Most critics found Remember Me to be pure drivel. Honestly, I wasn’t sure what to expect, given that I strongly dislike Twilight. But, having heard that many people liked it, including one of my friends who loves Twilight, I decided to give this a try. I’m very happy I did. Remember Me was very poignant, well written, and most importantly, powerful. The relationship he has with both his dad and especially his sister is extremely moving, and it is in due part to both Jerins and Pattinson. Tyler’s bond with his sister is that of a very protective older bother, who wishes Caroline can get her wish of being close with her dad, and that her classmates would accept her. Tyler also finds solace with Ally, as he falls in love with her.

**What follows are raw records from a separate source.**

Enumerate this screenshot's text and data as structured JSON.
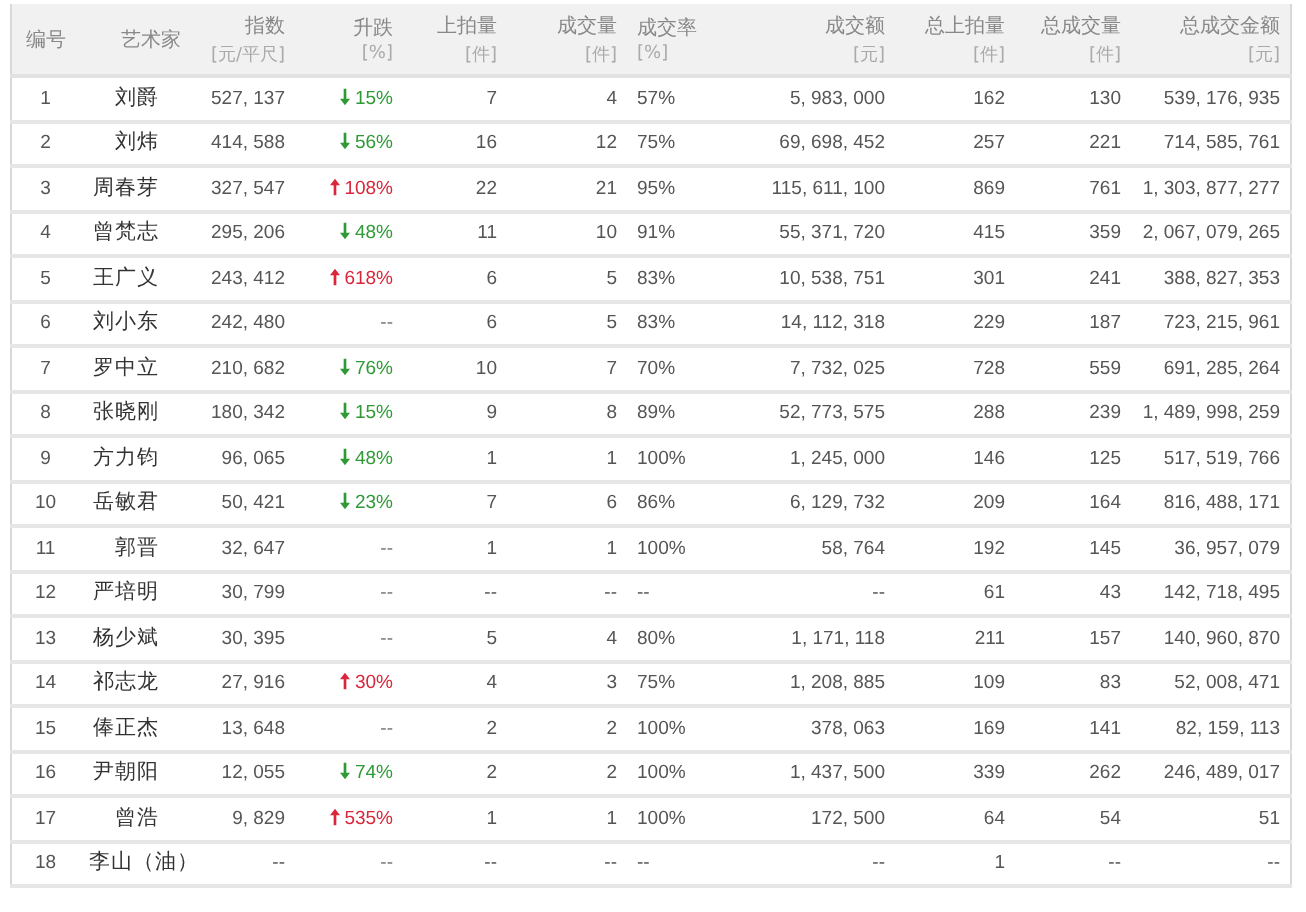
{
  "table": {
    "columns": [
      {
        "title": "编号"
      },
      {
        "title": "艺术家"
      },
      {
        "title": "指数",
        "unit": "[元/平尺]"
      },
      {
        "title": "升跌",
        "unit": "[%]"
      },
      {
        "title": "上拍量",
        "unit": "[件]"
      },
      {
        "title": "成交量",
        "unit": "[件]"
      },
      {
        "title": "成交率",
        "unit": "[%]"
      },
      {
        "title": "成交额",
        "unit": "[元]"
      },
      {
        "title": "总上拍量",
        "unit": "[件]"
      },
      {
        "title": "总成交量",
        "unit": "[件]"
      },
      {
        "title": "总成交金额",
        "unit": "[元]"
      }
    ],
    "rows": [
      {
        "no": "1",
        "artist": "刘爵",
        "index": "527, 137",
        "change": {
          "kind": "down",
          "text": "15%"
        },
        "listed": "7",
        "sold": "4",
        "rate": "57%",
        "amount": "5, 983, 000",
        "total_listed": "162",
        "total_sold": "130",
        "total_amount": "539, 176, 935"
      },
      {
        "no": "2",
        "artist": "刘炜",
        "index": "414, 588",
        "change": {
          "kind": "down",
          "text": "56%"
        },
        "listed": "16",
        "sold": "12",
        "rate": "75%",
        "amount": "69, 698, 452",
        "total_listed": "257",
        "total_sold": "221",
        "total_amount": "714, 585, 761"
      },
      {
        "no": "3",
        "artist": "周春芽",
        "index": "327, 547",
        "change": {
          "kind": "up",
          "text": "108%"
        },
        "listed": "22",
        "sold": "21",
        "rate": "95%",
        "amount": "115, 611, 100",
        "total_listed": "869",
        "total_sold": "761",
        "total_amount": "1, 303, 877, 277"
      },
      {
        "no": "4",
        "artist": "曾梵志",
        "index": "295, 206",
        "change": {
          "kind": "down",
          "text": "48%"
        },
        "listed": "11",
        "sold": "10",
        "rate": "91%",
        "amount": "55, 371, 720",
        "total_listed": "415",
        "total_sold": "359",
        "total_amount": "2, 067, 079, 265"
      },
      {
        "no": "5",
        "artist": "王广义",
        "index": "243, 412",
        "change": {
          "kind": "up",
          "text": "618%"
        },
        "listed": "6",
        "sold": "5",
        "rate": "83%",
        "amount": "10, 538, 751",
        "total_listed": "301",
        "total_sold": "241",
        "total_amount": "388, 827, 353"
      },
      {
        "no": "6",
        "artist": "刘小东",
        "index": "242, 480",
        "change": {
          "kind": "none",
          "text": "--"
        },
        "listed": "6",
        "sold": "5",
        "rate": "83%",
        "amount": "14, 112, 318",
        "total_listed": "229",
        "total_sold": "187",
        "total_amount": "723, 215, 961"
      },
      {
        "no": "7",
        "artist": "罗中立",
        "index": "210, 682",
        "change": {
          "kind": "down",
          "text": "76%"
        },
        "listed": "10",
        "sold": "7",
        "rate": "70%",
        "amount": "7, 732, 025",
        "total_listed": "728",
        "total_sold": "559",
        "total_amount": "691, 285, 264"
      },
      {
        "no": "8",
        "artist": "张晓刚",
        "index": "180, 342",
        "change": {
          "kind": "down",
          "text": "15%"
        },
        "listed": "9",
        "sold": "8",
        "rate": "89%",
        "amount": "52, 773, 575",
        "total_listed": "288",
        "total_sold": "239",
        "total_amount": "1, 489, 998, 259"
      },
      {
        "no": "9",
        "artist": "方力钧",
        "index": "96, 065",
        "change": {
          "kind": "down",
          "text": "48%"
        },
        "listed": "1",
        "sold": "1",
        "rate": "100%",
        "amount": "1, 245, 000",
        "total_listed": "146",
        "total_sold": "125",
        "total_amount": "517, 519, 766"
      },
      {
        "no": "10",
        "artist": "岳敏君",
        "index": "50, 421",
        "change": {
          "kind": "down",
          "text": "23%"
        },
        "listed": "7",
        "sold": "6",
        "rate": "86%",
        "amount": "6, 129, 732",
        "total_listed": "209",
        "total_sold": "164",
        "total_amount": "816, 488, 171"
      },
      {
        "no": "11",
        "artist": "郭晋",
        "index": "32, 647",
        "change": {
          "kind": "none",
          "text": "--"
        },
        "listed": "1",
        "sold": "1",
        "rate": "100%",
        "amount": "58, 764",
        "total_listed": "192",
        "total_sold": "145",
        "total_amount": "36, 957, 079"
      },
      {
        "no": "12",
        "artist": "严培明",
        "index": "30, 799",
        "change": {
          "kind": "none",
          "text": "--"
        },
        "listed": "--",
        "sold": "--",
        "rate": "--",
        "amount": "--",
        "total_listed": "61",
        "total_sold": "43",
        "total_amount": "142, 718, 495"
      },
      {
        "no": "13",
        "artist": "杨少斌",
        "index": "30, 395",
        "change": {
          "kind": "none",
          "text": "--"
        },
        "listed": "5",
        "sold": "4",
        "rate": "80%",
        "amount": "1, 171, 118",
        "total_listed": "211",
        "total_sold": "157",
        "total_amount": "140, 960, 870"
      },
      {
        "no": "14",
        "artist": "祁志龙",
        "index": "27, 916",
        "change": {
          "kind": "up",
          "text": "30%"
        },
        "listed": "4",
        "sold": "3",
        "rate": "75%",
        "amount": "1, 208, 885",
        "total_listed": "109",
        "total_sold": "83",
        "total_amount": "52, 008, 471"
      },
      {
        "no": "15",
        "artist": "俸正杰",
        "index": "13, 648",
        "change": {
          "kind": "none",
          "text": "--"
        },
        "listed": "2",
        "sold": "2",
        "rate": "100%",
        "amount": "378, 063",
        "total_listed": "169",
        "total_sold": "141",
        "total_amount": "82, 159, 113"
      },
      {
        "no": "16",
        "artist": "尹朝阳",
        "index": "12, 055",
        "change": {
          "kind": "down",
          "text": "74%"
        },
        "listed": "2",
        "sold": "2",
        "rate": "100%",
        "amount": "1, 437, 500",
        "total_listed": "339",
        "total_sold": "262",
        "total_amount": "246, 489, 017"
      },
      {
        "no": "17",
        "artist": "曾浩",
        "index": "9, 829",
        "change": {
          "kind": "up",
          "text": "535%"
        },
        "listed": "1",
        "sold": "1",
        "rate": "100%",
        "amount": "172, 500",
        "total_listed": "64",
        "total_sold": "54",
        "total_amount": "51"
      },
      {
        "no": "18",
        "artist": "李山（油）",
        "index": "--",
        "change": {
          "kind": "none",
          "text": "--"
        },
        "listed": "--",
        "sold": "--",
        "rate": "--",
        "amount": "--",
        "total_listed": "1",
        "total_sold": "--",
        "total_amount": "--"
      }
    ]
  }
}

The movie succeeds here due to Robert Pattinson’s acting. Unlike Edward in Twilight, where Pattinson is wooden, stiff, and unfeeling, here I feel he is the opposite (less vampire like, I suppose). He speaks clearly here where instead, he mumbles. He is not simply a vampire that sparkles in the sun and stalks a girl. As a viewer, I care about his predicament, and want him to find fulfillment and satisfaction in his life. I wanted him to reconnect with his father, and I wanted his sister to be happy. There were so many emotions in the film – laughter, tears, anger, and pain. He really is what makes the movie as beautiful as it was – wow, did I say that? Yes, I did. Of all the performances by these tremendous actors (Cooper, Brosnant, Lena Olin), it was his that stood out.
Remember Me is a beautiful film that stays with you after you have finished watching. Whether or not this is because of the ending or not, I’m not sure. I did not know the ending prior to watching the film, and was thoroughly enjoying myself even to that point. But the ending makes such an emotional impact that what I felt after watching remained with me for days after.
The soundtrack and the cinematography also added a great deal to the feel and atmosphere of the film. It had a light and airy feeling, yet at the very same time, serious. Images and settings were beautifully constructed, and the set of images seen in the ending made the film feel very complete. The hues of browns and yellows gave the film a warm glow, that, though they create the feeling of warmth, it also aided in the feeling of loneliness that you could feel radiate from Tyler.
So, would I recommend this? With a resounding yes. I don’t know what the critics at Rotten Tomatoes were smoking. Perhaps because they couldn’t easily categorize the film, they decided to give it a fail. This is not a film that operates on technical details. Some didn’t like the ending – well, to them, I say, it’s happened to someone. As can be seen by the huge discrepancy between the RT Community and the critic community, I’d say this film is worth seeing, and this is from someone who hates Twilight.
Moving. 4 trains / 5 trains